··· DATA SECTION
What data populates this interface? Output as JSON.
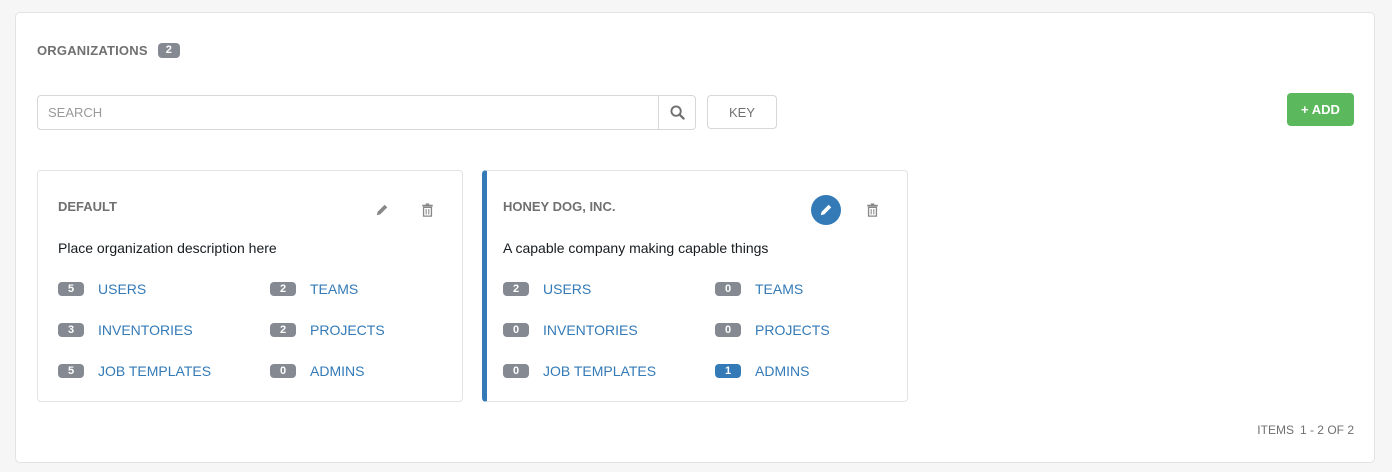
{
  "header": {
    "title": "ORGANIZATIONS",
    "count": "2"
  },
  "search": {
    "placeholder": "SEARCH",
    "value": ""
  },
  "toolbar": {
    "key_label": "KEY",
    "add_label": "+ ADD",
    "add_color": "#5cb85c"
  },
  "organizations": [
    {
      "name": "DEFAULT",
      "description": "Place organization description here",
      "selected": false,
      "links": [
        {
          "count": "5",
          "label": "USERS"
        },
        {
          "count": "2",
          "label": "TEAMS"
        },
        {
          "count": "3",
          "label": "INVENTORIES"
        },
        {
          "count": "2",
          "label": "PROJECTS"
        },
        {
          "count": "5",
          "label": "JOB TEMPLATES"
        },
        {
          "count": "0",
          "label": "ADMINS"
        }
      ]
    },
    {
      "name": "HONEY DOG, INC.",
      "description": "A capable company making capable things",
      "selected": true,
      "links": [
        {
          "count": "2",
          "label": "USERS"
        },
        {
          "count": "0",
          "label": "TEAMS"
        },
        {
          "count": "0",
          "label": "INVENTORIES"
        },
        {
          "count": "0",
          "label": "PROJECTS"
        },
        {
          "count": "0",
          "label": "JOB TEMPLATES"
        },
        {
          "count": "1",
          "label": "ADMINS",
          "highlight": true
        }
      ]
    }
  ],
  "pagination": {
    "label": "ITEMS",
    "range": "1 - 2 OF 2"
  },
  "colors": {
    "link": "#337ab7",
    "badge": "#848992",
    "selected_border": "#337ab7"
  }
}
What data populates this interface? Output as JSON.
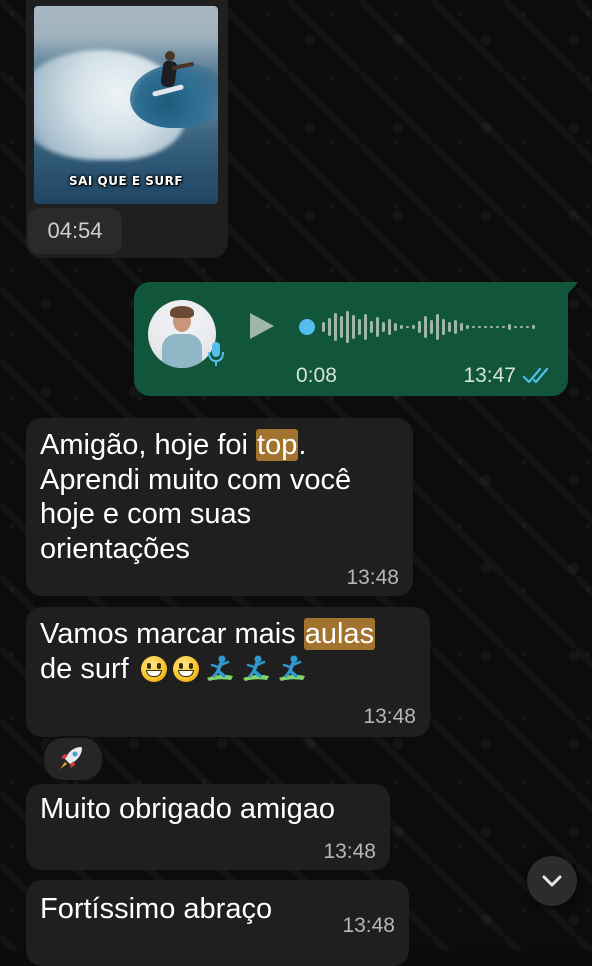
{
  "media_message": {
    "thumbnail_caption": "SAI QUE E SURF",
    "video_duration": "04:54"
  },
  "voice_message": {
    "duration": "0:08",
    "time": "13:47",
    "status_icon": "double-check-icon"
  },
  "messages": [
    {
      "before": "Amigão, hoje foi ",
      "highlight": "top",
      "after": ".",
      "line2": "Aprendi muito com você",
      "line3": "hoje e com suas",
      "line4": "orientações",
      "time": "13:48"
    },
    {
      "before": "Vamos marcar mais ",
      "highlight": "aulas",
      "line2": "de surf",
      "emojis": [
        "grinning-face-emoji",
        "grinning-face-emoji",
        "person-surfing-emoji",
        "person-surfing-emoji",
        "person-surfing-emoji"
      ],
      "time": "13:48"
    },
    {
      "text": "Muito obrigado amigao",
      "time": "13:48"
    },
    {
      "text": "Fortíssimo abraço",
      "time": "13:48"
    }
  ],
  "reaction": {
    "emoji": "rocket-emoji"
  },
  "controls": {
    "scroll_down_icon": "chevron-down-icon"
  },
  "colors": {
    "outgoing_bubble": "#11553b",
    "incoming_bubble": "#1f1f1f",
    "highlight": "#a2722f",
    "read_ticks": "#53bdeb",
    "background": "#0b0b0b"
  }
}
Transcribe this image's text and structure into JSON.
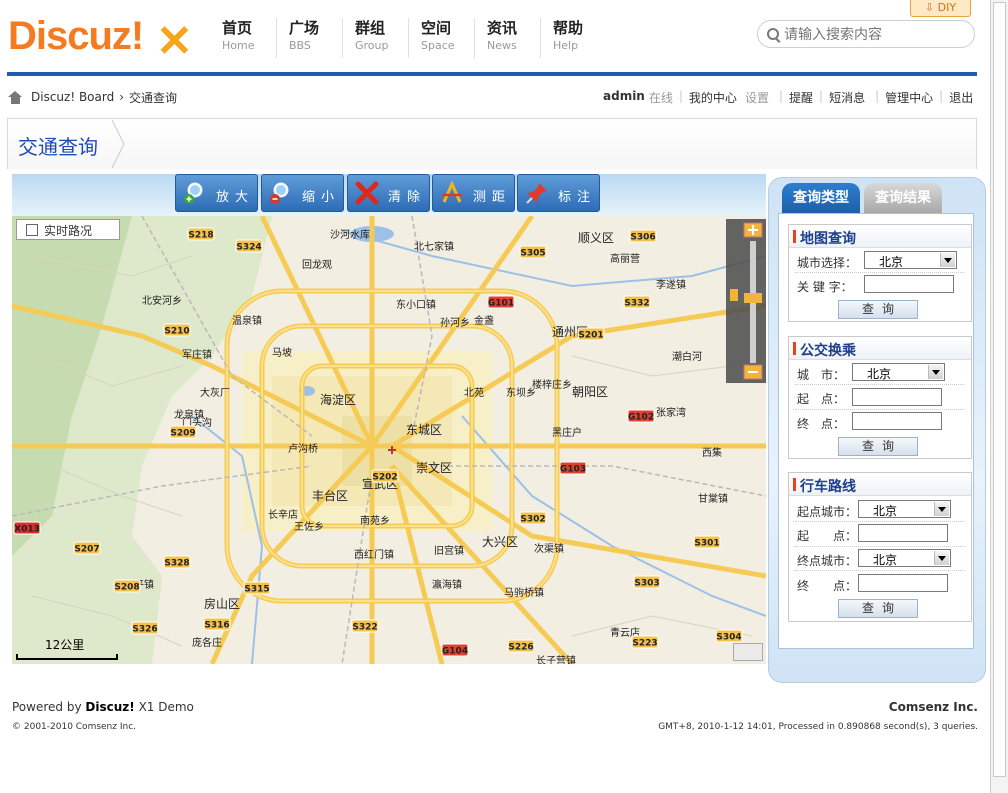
{
  "header": {
    "logo": "Discuz!",
    "diy": "DIY",
    "nav": [
      {
        "zh": "首页",
        "en": "Home"
      },
      {
        "zh": "广场",
        "en": "BBS"
      },
      {
        "zh": "群组",
        "en": "Group"
      },
      {
        "zh": "空间",
        "en": "Space"
      },
      {
        "zh": "资讯",
        "en": "News"
      },
      {
        "zh": "帮助",
        "en": "Help"
      }
    ],
    "search_placeholder": "请输入搜索内容"
  },
  "breadcrumb": {
    "root": "Discuz! Board",
    "sep": "›",
    "current": "交通查询"
  },
  "user": {
    "name": "admin",
    "status": "在线",
    "links": [
      "我的中心",
      "设置",
      "提醒",
      "短消息",
      "管理中心",
      "退出"
    ]
  },
  "page": {
    "title": "交通查询"
  },
  "toolbar": {
    "tools": [
      "放大",
      "缩小",
      "清除",
      "测距",
      "标注"
    ]
  },
  "map": {
    "traffic_label": "实时路况",
    "scale_label": "12公里",
    "labels": [
      "沙河水库",
      "北七家镇",
      "顺义区",
      "东小口镇",
      "孙河乡",
      "李遂镇",
      "海淀区",
      "东城区",
      "崇文区",
      "宣武区",
      "丰台区",
      "朝阳区",
      "门头沟",
      "房山区",
      "大兴区",
      "通州区",
      "马坡",
      "北安河乡",
      "温泉镇",
      "龙泉镇",
      "王平镇",
      "军庄镇",
      "西红门镇",
      "旧宫镇",
      "南苑乡",
      "瀛海镇",
      "次渠镇",
      "马驹桥镇",
      "长子营镇",
      "甘棠镇",
      "张家湾",
      "西集",
      "潮白河",
      "高丽营",
      "回龙观",
      "北苑",
      "金盏",
      "楼梓庄乡",
      "黑庄户",
      "东坝乡",
      "长辛店",
      "王佐乡",
      "大灰厂",
      "卢沟桥",
      "青云店",
      "庞各庄"
    ],
    "shields": [
      "S218",
      "S324",
      "S305",
      "S306",
      "S332",
      "G101",
      "S201",
      "S210",
      "S209",
      "G102",
      "G103",
      "S302",
      "S301",
      "X013",
      "S207",
      "S328",
      "S208",
      "S315",
      "S316",
      "S326",
      "S322",
      "S303",
      "S304",
      "S223",
      "G104",
      "S226",
      "S202"
    ]
  },
  "panel": {
    "tabs": [
      "查询类型",
      "查询结果"
    ],
    "map_search": {
      "title": "地图查询",
      "city_label": "城市选择：",
      "city_value": "北京",
      "keyword_label": "关 键 字：",
      "button": "查询"
    },
    "bus": {
      "title": "公交换乘",
      "city_label": "城　市：",
      "city_value": "北京",
      "from_label": "起　点：",
      "to_label": "终　点：",
      "button": "查询"
    },
    "drive": {
      "title": "行车路线",
      "from_city_label": "起点城市：",
      "from_city_value": "北京",
      "from_label": "起　　点：",
      "to_city_label": "终点城市：",
      "to_city_value": "北京",
      "to_label": "终　　点：",
      "button": "查询"
    }
  },
  "footer": {
    "powered_prefix": "Powered by",
    "product": "Discuz!",
    "version": "X1 Demo",
    "copyright": "© 2001-2010 Comsenz Inc.",
    "company": "Comsenz Inc.",
    "stats": "GMT+8, 2010-1-12 14:01, Processed in 0.890868 second(s), 3 queries."
  },
  "colors": {
    "brand_orange": "#f47b20",
    "nav_blue": "#1c5fb0",
    "tab_blue": "#2d7ed0",
    "title_blue": "#1f4bb3"
  }
}
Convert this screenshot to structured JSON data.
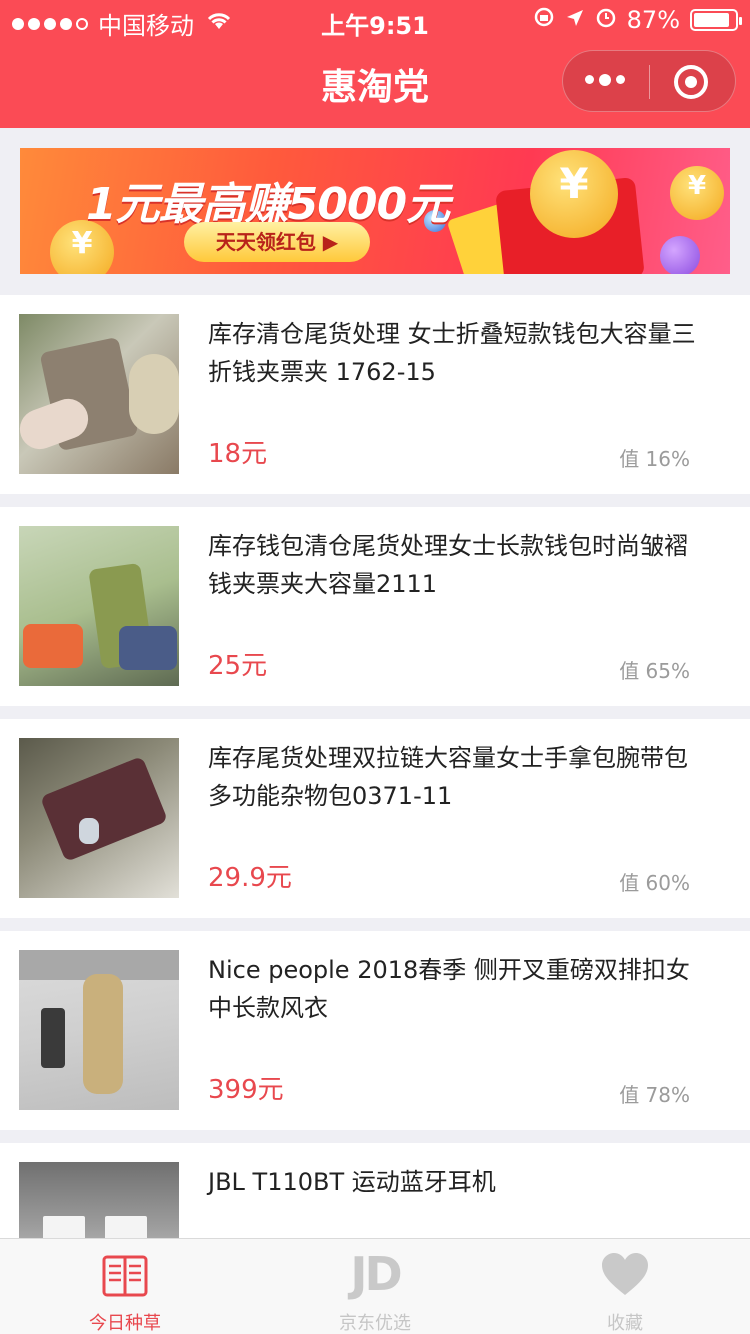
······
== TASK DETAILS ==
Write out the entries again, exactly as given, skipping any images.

== WORKED SOLUTION ==
What data populates this interface? Output as JSON.
{
  "header": {
    "title": "ORGANIZATIONS",
    "count": "2"
  },
  "search": {
    "placeholder": "SEARCH",
    "value": ""
  },
  "toolbar": {
    "key_label": "KEY",
    "add_label": "+ ADD",
    "add_color": "#5cb85c"
  },
  "organizations": [
    {
      "name": "DEFAULT",
      "description": "Place organization description here",
      "selected": false,
      "links": [
        {
          "count": "5",
          "label": "USERS"
        },
        {
          "count": "2",
          "label": "TEAMS"
        },
        {
          "count": "3",
          "label": "INVENTORIES"
        },
        {
          "count": "2",
          "label": "PROJECTS"
        },
        {
          "count": "5",
          "label": "JOB TEMPLATES"
        },
        {
          "count": "0",
          "label": "ADMINS"
        }
      ]
    },
    {
      "name": "HONEY DOG, INC.",
      "description": "A capable company making capable things",
      "selected": true,
      "links": [
        {
          "count": "2",
          "label": "USERS"
        },
        {
          "count": "0",
          "label": "TEAMS"
        },
        {
          "count": "0",
          "label": "INVENTORIES"
        },
        {
          "count": "0",
          "label": "PROJECTS"
        },
        {
          "count": "0",
          "label": "JOB TEMPLATES"
        },
        {
          "count": "1",
          "label": "ADMINS",
          "highlight": true
        }
      ]
    }
  ],
  "pagination": {
    "label": "ITEMS",
    "range": "1 - 2 OF 2"
  },
  "colors": {
    "link": "#337ab7",
    "badge": "#848992",
    "selected_border": "#337ab7"
  }
}
What data populates this interface? Output as JSON.
{
  "media_message": {
    "thumbnail_caption": "SAI QUE E SURF",
    "video_duration": "04:54"
  },
  "voice_message": {
    "duration": "0:08",
    "time": "13:47",
    "status_icon": "double-check-icon"
  },
  "messages": [
    {
      "before": "Amigão, hoje foi ",
      "highlight": "top",
      "after": ".",
      "line2": "Aprendi muito com você",
      "line3": "hoje e com suas",
      "line4": "orientações",
      "time": "13:48"
    },
    {
      "before": "Vamos marcar mais ",
      "highlight": "aulas",
      "line2": "de surf",
      "emojis": [
        "grinning-face-emoji",
        "grinning-face-emoji",
        "person-surfing-emoji",
        "person-surfing-emoji",
        "person-surfing-emoji"
      ],
      "time": "13:48"
    },
    {
      "text": "Muito obrigado amigao",
      "time": "13:48"
    },
    {
      "text": "Fortíssimo abraço",
      "time": "13:48"
    }
  ],
  "reaction": {
    "emoji": "rocket-emoji"
  },
  "controls": {
    "scroll_down_icon": "chevron-down-icon"
  },
  "colors": {
    "outgoing_bubble": "#11553b",
    "incoming_bubble": "#1f1f1f",
    "highlight": "#a2722f",
    "read_ticks": "#53bdeb",
    "background": "#0b0b0b"
  }
}
Transcribe this image's text and structure into JSON.
{
  "header": {
    "logo": "Discuz!",
    "diy": "DIY",
    "nav": [
      {
        "zh": "首页",
        "en": "Home"
      },
      {
        "zh": "广场",
        "en": "BBS"
      },
      {
        "zh": "群组",
        "en": "Group"
      },
      {
        "zh": "空间",
        "en": "Space"
      },
      {
        "zh": "资讯",
        "en": "News"
      },
      {
        "zh": "帮助",
        "en": "Help"
      }
    ],
    "search_placeholder": "请输入搜索内容"
  },
  "breadcrumb": {
    "root": "Discuz! Board",
    "sep": "›",
    "current": "交通查询"
  },
  "user": {
    "name": "admin",
    "status": "在线",
    "links": [
      "我的中心",
      "设置",
      "提醒",
      "短消息",
      "管理中心",
      "退出"
    ]
  },
  "page": {
    "title": "交通查询"
  },
  "toolbar": {
    "tools": [
      "放大",
      "缩小",
      "清除",
      "测距",
      "标注"
    ]
  },
  "map": {
    "traffic_label": "实时路况",
    "scale_label": "12公里",
    "labels": [
      "沙河水库",
      "北七家镇",
      "顺义区",
      "东小口镇",
      "孙河乡",
      "李遂镇",
      "海淀区",
      "东城区",
      "崇文区",
      "宣武区",
      "丰台区",
      "朝阳区",
      "门头沟",
      "房山区",
      "大兴区",
      "通州区",
      "马坡",
      "北安河乡",
      "温泉镇",
      "龙泉镇",
      "王平镇",
      "军庄镇",
      "西红门镇",
      "旧宫镇",
      "南苑乡",
      "瀛海镇",
      "次渠镇",
      "马驹桥镇",
      "长子营镇",
      "甘棠镇",
      "张家湾",
      "西集",
      "潮白河",
      "高丽营",
      "回龙观",
      "北苑",
      "金盏",
      "楼梓庄乡",
      "黑庄户",
      "东坝乡",
      "长辛店",
      "王佐乡",
      "大灰厂",
      "卢沟桥",
      "青云店",
      "庞各庄"
    ],
    "shields": [
      "S218",
      "S324",
      "S305",
      "S306",
      "S332",
      "G101",
      "S201",
      "S210",
      "S209",
      "G102",
      "G103",
      "S302",
      "S301",
      "X013",
      "S207",
      "S328",
      "S208",
      "S315",
      "S316",
      "S326",
      "S322",
      "S303",
      "S304",
      "S223",
      "G104",
      "S226",
      "S202"
    ]
  },
  "panel": {
    "tabs": [
      "查询类型",
      "查询结果"
    ],
    "map_search": {
      "title": "地图查询",
      "city_label": "城市选择：",
      "city_value": "北京",
      "keyword_label": "关 键 字：",
      "button": "查询"
    },
    "bus": {
      "title": "公交换乘",
      "city_label": "城　市：",
      "city_value": "北京",
      "from_label": "起　点：",
      "to_label": "终　点：",
      "button": "查询"
    },
    "drive": {
      "title": "行车路线",
      "from_city_label": "起点城市：",
      "from_city_value": "北京",
      "from_label": "起　　点：",
      "to_city_label": "终点城市：",
      "to_city_value": "北京",
      "to_label": "终　　点：",
      "button": "查询"
    }
  },
  "footer": {
    "powered_prefix": "Powered by",
    "product": "Discuz!",
    "version": "X1 Demo",
    "copyright": "© 2001-2010 Comsenz Inc.",
    "company": "Comsenz Inc.",
    "stats": "GMT+8, 2010-1-12 14:01, Processed in 0.890868 second(s), 3 queries."
  },
  "colors": {
    "brand_orange": "#f47b20",
    "nav_blue": "#1c5fb0",
    "tab_blue": "#2d7ed0",
    "title_blue": "#1f4bb3"
  }
}
Convert this screenshot to structured JSON data.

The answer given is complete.